_TASK:_ Using the listing below, show all lines that hold the word "text".

SOURCE DATA section start

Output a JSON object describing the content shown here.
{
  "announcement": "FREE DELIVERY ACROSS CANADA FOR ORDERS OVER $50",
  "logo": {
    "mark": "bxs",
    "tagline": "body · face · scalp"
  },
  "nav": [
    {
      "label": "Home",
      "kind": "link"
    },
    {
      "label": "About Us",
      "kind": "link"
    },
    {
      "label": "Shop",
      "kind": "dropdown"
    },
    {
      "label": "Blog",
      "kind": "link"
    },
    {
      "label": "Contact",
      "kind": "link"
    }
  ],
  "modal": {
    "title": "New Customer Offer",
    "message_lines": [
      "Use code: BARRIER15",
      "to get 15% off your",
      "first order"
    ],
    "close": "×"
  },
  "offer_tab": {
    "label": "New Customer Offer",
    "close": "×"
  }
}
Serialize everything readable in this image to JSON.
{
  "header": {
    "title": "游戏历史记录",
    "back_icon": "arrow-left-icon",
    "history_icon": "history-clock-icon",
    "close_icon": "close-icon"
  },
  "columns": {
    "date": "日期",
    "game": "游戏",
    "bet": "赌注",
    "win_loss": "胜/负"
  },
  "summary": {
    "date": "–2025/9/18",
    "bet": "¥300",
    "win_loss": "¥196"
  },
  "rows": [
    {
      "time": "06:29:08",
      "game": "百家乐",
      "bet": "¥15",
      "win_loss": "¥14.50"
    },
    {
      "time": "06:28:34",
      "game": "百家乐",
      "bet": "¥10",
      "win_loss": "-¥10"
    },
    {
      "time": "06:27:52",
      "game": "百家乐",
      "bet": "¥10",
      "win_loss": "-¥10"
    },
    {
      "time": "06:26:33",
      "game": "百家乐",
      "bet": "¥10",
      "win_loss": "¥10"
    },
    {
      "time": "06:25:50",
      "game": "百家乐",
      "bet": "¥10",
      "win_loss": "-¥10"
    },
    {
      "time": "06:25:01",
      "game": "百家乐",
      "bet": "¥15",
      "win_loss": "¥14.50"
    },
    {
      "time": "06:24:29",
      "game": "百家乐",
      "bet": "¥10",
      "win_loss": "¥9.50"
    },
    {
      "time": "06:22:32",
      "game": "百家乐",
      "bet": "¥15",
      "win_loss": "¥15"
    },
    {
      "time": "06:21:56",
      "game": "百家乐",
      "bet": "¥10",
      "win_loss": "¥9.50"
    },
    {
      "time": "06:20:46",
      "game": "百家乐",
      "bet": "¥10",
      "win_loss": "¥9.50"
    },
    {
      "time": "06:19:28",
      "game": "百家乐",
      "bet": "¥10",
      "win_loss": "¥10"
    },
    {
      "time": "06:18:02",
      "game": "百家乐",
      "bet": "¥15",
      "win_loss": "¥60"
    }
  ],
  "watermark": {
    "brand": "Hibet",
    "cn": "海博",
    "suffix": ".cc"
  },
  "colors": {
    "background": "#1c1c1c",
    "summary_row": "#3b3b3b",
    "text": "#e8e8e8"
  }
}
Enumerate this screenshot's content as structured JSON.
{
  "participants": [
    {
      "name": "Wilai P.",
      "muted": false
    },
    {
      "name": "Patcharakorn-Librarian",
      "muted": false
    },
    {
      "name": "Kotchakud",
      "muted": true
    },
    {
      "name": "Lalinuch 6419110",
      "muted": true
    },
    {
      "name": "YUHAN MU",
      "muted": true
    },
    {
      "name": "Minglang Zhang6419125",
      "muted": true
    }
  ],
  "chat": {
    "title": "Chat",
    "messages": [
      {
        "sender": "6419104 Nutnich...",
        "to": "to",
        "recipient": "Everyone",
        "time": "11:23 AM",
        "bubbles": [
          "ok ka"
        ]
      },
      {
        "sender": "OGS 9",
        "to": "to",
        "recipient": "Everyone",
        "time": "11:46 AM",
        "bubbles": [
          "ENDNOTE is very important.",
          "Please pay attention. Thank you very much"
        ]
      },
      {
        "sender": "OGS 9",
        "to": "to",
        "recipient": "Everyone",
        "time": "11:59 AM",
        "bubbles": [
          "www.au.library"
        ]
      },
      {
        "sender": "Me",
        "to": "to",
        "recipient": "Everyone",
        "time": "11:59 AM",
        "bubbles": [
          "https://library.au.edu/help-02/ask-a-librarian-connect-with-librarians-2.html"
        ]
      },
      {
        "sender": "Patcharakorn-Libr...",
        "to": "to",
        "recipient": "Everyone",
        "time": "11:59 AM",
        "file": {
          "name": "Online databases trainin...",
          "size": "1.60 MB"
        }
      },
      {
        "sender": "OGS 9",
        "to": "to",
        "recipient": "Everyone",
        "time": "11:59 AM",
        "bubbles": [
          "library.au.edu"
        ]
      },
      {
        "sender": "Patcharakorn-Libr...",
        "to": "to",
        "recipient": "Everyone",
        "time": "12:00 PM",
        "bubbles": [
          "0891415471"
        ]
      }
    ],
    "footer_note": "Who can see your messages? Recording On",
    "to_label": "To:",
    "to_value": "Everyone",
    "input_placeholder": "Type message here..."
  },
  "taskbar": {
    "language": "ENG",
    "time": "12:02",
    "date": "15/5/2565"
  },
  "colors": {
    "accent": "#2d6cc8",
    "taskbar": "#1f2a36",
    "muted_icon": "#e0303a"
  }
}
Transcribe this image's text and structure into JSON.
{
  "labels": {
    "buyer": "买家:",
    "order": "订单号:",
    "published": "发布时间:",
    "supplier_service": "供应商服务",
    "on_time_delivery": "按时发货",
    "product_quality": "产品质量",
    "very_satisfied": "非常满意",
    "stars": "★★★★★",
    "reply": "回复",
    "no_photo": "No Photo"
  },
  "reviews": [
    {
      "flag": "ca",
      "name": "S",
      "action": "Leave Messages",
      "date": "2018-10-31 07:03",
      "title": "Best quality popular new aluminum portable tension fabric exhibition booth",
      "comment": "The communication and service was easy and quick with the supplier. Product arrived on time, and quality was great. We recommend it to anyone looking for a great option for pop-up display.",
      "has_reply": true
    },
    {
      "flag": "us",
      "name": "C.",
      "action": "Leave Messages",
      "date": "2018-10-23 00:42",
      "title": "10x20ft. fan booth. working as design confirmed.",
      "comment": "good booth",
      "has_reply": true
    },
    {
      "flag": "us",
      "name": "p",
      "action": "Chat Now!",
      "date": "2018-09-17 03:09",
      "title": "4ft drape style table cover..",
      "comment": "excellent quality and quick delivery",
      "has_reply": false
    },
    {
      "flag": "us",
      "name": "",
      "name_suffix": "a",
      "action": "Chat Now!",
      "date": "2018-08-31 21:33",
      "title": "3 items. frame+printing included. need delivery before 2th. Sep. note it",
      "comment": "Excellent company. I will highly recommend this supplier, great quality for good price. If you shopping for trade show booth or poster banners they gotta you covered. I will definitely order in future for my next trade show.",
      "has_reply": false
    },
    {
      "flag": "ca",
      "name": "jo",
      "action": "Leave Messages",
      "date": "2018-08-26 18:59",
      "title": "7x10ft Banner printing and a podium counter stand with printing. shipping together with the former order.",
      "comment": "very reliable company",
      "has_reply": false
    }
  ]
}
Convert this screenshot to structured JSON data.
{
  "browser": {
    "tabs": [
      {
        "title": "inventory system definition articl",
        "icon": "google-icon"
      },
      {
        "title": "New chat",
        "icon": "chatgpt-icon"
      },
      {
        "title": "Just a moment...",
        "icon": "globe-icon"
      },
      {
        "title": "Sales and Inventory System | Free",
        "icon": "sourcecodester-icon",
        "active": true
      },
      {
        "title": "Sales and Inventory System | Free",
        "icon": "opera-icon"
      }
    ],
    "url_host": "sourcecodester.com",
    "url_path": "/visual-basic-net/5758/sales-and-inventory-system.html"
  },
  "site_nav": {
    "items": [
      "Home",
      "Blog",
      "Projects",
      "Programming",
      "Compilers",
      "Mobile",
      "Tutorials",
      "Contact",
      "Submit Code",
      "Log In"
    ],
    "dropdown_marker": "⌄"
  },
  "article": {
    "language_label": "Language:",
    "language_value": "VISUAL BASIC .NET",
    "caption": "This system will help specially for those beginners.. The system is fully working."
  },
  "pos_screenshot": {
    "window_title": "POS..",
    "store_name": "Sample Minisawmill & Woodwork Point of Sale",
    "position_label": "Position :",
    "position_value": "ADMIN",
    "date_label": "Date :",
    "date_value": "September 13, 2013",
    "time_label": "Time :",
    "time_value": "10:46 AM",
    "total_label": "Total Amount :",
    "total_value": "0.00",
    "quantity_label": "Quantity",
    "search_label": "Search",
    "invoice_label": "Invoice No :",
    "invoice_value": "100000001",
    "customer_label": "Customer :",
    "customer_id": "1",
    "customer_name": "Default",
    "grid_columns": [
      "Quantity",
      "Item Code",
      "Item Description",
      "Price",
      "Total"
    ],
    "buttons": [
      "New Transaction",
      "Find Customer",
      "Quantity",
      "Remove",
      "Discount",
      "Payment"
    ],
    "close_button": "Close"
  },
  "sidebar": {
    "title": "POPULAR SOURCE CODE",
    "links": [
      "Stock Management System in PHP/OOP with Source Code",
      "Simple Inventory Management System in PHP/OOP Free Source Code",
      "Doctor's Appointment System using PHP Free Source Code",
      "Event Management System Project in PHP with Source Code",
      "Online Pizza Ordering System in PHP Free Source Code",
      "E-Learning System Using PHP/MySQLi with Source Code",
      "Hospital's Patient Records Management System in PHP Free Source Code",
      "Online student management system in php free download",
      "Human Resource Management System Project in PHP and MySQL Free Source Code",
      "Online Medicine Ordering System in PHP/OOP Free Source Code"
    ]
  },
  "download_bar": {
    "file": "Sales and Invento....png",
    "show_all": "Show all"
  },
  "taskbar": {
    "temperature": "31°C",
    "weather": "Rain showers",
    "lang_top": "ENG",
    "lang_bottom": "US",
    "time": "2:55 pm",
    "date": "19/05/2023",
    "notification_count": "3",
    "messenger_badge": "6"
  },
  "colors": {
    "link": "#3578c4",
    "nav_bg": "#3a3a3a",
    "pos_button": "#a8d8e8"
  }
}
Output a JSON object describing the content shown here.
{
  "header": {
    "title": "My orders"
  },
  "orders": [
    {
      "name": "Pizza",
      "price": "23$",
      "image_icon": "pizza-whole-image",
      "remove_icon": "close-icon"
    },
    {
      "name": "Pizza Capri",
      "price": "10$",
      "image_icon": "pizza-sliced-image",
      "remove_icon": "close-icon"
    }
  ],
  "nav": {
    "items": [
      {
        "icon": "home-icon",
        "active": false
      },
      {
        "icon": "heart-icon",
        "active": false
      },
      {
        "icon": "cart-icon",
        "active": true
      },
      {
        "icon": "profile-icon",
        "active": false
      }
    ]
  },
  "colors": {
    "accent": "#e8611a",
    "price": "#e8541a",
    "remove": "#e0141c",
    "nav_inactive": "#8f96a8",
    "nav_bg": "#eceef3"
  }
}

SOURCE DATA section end

_PROBLEM SOLUTION:_
    "text": "#e8e8e8"
Transcribe this image's text and structure into JSON.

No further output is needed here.